It is Wednesday, the day before Thanksgiving and my mornings email included a link to this article at Copy Blogger: How We Built Our Careers Online (And What You Can Learn From It)

The essence of the article is that every single person that ever built an online career started at the bottom with just a tiny insignificant number of readers.  Success happened largely because every single day that blogger kept writing, kept promoting, kept experimenting. This would very accurately describe my experience with Senior Housing Forum.

The bottom line is this: 

Do something and then keep doing something.

Over the past year I have done a lot more public speaking than any other time in my professional career and expect that pace to continue this coming year. When I do presentations I have three fears:

  1. That I will be boring
  2. That I will not provide helpful or inspiring information
  3. That even after being engaging and helpful those ideas won’t turn into action

An Example of Inaction

A number of weeks ago I got to chatting with an executive director about her senior living community (independent living and assisted living). She proceeded to tell me, with great anguish, about a very negative review she received from an unreasonable family member.  

She had taken the right first steps by talking to the family member about what had happened and offering some solutions. As near as I can tell, the family was unreasonable, and was unwilling to take the review down or modify it.

I offered her some additional suggestions, with the principal one being that she needed to ask family members, residents and visitors to write their own positive reviews. This would do two things for the community:

  1. It would push the negative listing out of the most prominent place.
  2. It would improve her star rating.

Finally, based on data from, a Senior Housing Forum partner, it turns out that having an occasional less than glowing review mixed in with your otherwise good reviews serves to provide higher credibility to your positive reviews.

Several weeks after that conversation I was preparing for a presentation I was doing with Shannon Ingram of on reputation management for Mass ALFA and thought that community would serve as a good story to be included in the presentation.

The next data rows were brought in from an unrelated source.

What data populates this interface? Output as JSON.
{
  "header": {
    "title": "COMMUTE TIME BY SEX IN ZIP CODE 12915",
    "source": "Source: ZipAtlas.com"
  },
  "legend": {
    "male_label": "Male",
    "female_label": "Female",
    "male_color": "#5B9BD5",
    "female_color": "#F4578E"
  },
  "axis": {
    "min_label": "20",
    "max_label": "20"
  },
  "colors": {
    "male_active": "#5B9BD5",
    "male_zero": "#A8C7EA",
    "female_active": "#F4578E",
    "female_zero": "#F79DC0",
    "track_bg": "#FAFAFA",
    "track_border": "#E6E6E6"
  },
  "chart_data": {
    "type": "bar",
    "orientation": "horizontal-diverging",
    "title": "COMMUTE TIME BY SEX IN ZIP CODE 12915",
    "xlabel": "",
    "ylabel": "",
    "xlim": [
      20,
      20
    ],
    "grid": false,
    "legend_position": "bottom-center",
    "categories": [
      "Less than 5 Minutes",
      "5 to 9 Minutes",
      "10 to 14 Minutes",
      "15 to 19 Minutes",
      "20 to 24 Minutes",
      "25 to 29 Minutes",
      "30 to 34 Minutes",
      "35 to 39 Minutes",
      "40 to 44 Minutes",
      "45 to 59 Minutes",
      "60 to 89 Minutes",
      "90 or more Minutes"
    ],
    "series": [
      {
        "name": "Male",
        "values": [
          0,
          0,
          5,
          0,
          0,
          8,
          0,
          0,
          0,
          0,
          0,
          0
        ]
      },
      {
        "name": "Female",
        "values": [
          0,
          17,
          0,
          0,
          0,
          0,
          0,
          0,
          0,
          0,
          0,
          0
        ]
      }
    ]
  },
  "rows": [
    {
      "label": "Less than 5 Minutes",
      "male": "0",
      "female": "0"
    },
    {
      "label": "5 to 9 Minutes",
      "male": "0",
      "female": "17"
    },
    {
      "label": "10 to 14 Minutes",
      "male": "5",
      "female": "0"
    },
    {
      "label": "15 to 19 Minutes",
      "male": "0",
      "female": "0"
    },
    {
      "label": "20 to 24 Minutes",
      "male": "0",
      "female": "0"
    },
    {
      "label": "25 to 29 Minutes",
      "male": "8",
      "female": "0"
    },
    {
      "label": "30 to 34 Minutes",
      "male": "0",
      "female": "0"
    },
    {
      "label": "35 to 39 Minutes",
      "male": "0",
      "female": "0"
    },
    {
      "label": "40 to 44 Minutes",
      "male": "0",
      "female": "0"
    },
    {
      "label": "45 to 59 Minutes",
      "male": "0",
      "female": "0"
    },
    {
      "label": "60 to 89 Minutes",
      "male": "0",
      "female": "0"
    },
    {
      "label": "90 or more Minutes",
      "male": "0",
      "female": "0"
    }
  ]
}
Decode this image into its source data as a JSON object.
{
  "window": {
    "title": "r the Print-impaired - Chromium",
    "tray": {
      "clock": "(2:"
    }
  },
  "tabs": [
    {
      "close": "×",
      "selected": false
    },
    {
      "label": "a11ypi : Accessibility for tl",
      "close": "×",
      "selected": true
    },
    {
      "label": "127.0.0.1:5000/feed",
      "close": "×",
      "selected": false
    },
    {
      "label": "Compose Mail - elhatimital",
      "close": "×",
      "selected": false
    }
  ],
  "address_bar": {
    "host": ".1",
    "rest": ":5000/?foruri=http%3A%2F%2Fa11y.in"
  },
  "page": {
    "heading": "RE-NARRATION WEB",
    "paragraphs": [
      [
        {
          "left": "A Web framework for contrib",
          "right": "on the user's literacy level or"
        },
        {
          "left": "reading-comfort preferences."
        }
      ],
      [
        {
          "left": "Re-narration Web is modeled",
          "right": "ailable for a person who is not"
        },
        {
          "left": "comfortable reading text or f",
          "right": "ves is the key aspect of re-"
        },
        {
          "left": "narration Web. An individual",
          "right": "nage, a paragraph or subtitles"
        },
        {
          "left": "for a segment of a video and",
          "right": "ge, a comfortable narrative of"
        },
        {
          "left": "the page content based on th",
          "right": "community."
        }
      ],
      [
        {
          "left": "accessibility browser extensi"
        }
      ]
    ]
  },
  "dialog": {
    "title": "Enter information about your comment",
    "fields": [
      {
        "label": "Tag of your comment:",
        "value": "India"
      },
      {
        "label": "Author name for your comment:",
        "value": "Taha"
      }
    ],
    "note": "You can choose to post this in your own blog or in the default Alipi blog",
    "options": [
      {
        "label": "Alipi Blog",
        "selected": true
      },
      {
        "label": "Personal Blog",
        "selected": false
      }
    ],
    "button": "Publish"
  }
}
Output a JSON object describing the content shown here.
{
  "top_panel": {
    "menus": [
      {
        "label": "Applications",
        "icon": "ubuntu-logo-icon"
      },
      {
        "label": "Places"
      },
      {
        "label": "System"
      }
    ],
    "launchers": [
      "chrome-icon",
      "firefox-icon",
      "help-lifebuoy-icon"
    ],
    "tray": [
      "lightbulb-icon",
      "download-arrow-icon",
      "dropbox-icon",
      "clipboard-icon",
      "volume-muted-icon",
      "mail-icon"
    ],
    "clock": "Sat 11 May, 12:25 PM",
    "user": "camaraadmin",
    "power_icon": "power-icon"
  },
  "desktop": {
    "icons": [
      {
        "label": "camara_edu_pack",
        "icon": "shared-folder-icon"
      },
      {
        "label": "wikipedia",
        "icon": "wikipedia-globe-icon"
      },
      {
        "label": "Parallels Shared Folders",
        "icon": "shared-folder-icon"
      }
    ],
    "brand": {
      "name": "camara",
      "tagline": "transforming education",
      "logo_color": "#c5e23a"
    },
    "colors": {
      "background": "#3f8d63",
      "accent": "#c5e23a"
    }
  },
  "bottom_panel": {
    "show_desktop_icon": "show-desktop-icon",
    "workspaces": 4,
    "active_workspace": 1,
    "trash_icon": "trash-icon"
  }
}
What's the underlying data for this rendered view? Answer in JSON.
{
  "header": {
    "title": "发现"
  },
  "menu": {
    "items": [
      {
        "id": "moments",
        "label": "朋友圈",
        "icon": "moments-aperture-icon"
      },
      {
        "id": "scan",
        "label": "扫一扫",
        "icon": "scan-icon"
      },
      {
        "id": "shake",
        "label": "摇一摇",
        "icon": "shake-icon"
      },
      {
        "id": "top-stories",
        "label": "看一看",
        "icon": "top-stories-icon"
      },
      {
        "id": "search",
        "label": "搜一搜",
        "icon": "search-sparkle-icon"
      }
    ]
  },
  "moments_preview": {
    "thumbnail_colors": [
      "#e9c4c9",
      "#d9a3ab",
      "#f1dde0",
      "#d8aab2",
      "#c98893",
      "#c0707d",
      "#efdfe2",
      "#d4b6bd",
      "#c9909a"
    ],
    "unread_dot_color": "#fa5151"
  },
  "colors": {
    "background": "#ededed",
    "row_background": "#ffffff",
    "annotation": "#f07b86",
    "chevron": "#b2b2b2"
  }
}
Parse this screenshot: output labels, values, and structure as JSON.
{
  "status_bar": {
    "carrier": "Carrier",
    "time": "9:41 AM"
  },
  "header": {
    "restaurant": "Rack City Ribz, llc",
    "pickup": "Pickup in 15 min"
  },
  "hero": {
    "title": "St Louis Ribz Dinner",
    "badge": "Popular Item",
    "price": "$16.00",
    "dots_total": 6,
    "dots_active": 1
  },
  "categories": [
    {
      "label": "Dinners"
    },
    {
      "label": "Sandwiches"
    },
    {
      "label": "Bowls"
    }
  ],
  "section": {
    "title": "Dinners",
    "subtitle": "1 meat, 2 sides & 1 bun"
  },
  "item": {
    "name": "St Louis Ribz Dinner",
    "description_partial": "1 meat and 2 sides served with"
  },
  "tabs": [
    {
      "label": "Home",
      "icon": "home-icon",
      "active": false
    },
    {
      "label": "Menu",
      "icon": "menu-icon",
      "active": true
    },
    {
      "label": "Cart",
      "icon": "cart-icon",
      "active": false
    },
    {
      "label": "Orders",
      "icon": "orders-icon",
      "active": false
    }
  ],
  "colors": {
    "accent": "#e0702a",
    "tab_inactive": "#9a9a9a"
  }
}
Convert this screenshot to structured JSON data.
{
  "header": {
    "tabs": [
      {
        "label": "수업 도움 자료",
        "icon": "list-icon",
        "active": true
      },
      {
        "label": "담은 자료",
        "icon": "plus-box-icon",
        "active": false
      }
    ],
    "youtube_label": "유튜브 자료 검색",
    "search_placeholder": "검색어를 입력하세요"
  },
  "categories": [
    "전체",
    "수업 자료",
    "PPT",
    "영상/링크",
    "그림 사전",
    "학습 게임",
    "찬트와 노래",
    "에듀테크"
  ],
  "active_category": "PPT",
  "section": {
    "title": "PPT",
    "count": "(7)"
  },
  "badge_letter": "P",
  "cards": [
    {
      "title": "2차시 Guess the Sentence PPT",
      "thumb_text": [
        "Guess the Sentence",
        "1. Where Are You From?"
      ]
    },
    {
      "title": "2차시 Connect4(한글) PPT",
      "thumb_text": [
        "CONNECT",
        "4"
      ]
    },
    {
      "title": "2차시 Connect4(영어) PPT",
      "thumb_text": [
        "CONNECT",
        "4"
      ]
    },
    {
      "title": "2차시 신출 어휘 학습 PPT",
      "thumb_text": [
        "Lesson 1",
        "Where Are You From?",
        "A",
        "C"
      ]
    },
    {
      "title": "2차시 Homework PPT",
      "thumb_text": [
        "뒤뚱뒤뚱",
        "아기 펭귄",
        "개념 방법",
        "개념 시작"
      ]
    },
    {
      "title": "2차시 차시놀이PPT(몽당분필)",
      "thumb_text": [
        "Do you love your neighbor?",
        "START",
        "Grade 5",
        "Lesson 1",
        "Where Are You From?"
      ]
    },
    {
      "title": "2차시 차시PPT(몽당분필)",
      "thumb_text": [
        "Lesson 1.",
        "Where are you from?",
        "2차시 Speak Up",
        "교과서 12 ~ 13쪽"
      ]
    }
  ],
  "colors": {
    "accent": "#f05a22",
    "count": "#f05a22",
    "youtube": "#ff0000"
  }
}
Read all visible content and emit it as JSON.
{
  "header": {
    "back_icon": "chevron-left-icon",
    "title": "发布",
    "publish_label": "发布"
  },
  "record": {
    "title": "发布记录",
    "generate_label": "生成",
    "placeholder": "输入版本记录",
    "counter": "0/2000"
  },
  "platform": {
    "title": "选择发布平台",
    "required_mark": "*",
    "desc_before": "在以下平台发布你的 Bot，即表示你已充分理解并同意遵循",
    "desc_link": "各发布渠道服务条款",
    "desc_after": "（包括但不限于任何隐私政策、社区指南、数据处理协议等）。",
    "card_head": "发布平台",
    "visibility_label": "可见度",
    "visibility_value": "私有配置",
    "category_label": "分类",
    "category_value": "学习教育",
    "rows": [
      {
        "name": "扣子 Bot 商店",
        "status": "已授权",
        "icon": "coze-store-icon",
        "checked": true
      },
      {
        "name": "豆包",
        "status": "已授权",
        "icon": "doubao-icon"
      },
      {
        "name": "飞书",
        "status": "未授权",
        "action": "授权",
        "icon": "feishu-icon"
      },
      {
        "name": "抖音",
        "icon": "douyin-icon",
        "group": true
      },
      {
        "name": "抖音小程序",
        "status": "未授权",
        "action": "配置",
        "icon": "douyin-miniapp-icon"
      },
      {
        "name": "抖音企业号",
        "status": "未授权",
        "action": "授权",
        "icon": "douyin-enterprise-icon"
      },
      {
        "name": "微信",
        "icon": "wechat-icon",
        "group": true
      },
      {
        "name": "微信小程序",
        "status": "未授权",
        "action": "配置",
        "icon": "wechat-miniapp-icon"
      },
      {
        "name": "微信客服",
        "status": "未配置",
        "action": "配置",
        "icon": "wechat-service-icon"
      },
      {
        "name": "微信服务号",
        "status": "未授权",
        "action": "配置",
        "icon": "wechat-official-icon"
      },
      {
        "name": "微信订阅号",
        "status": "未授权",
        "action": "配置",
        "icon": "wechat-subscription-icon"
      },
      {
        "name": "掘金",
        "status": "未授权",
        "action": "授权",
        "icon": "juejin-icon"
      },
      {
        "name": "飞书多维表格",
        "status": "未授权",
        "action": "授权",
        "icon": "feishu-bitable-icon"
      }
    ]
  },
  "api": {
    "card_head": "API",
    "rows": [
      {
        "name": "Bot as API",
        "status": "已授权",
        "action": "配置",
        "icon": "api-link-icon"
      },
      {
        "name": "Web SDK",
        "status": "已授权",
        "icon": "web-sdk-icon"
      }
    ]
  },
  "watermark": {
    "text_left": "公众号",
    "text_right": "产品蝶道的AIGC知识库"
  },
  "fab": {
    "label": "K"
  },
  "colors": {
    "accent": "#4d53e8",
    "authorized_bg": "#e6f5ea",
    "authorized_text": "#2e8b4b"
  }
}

I discovered that nothing had changed. The community had a total of 4 reviews, 3 hugely positive ones that were more than two years old and this terrible negative review just sat there in the number one position. Because they had so few reviews, this one negative review reduced their overall star rating by more than one star.

The great danger for this community is that someone will see that review and decide to look elsewhere and the executive director will never know. Knowing her well placed anguish about the review I longed to see her do something.

It’s Not Easy

There is so much really good advice available to senior living developers and managers and you can’t possibly absorb and do everything and not everything is the right thing to do for every community or every company.  

And yet . . . too often I fear because the number of ideas is overwhelming, a form of paralysis sets in and nothing really changes. This is not healthy for you, for your team and for your residents.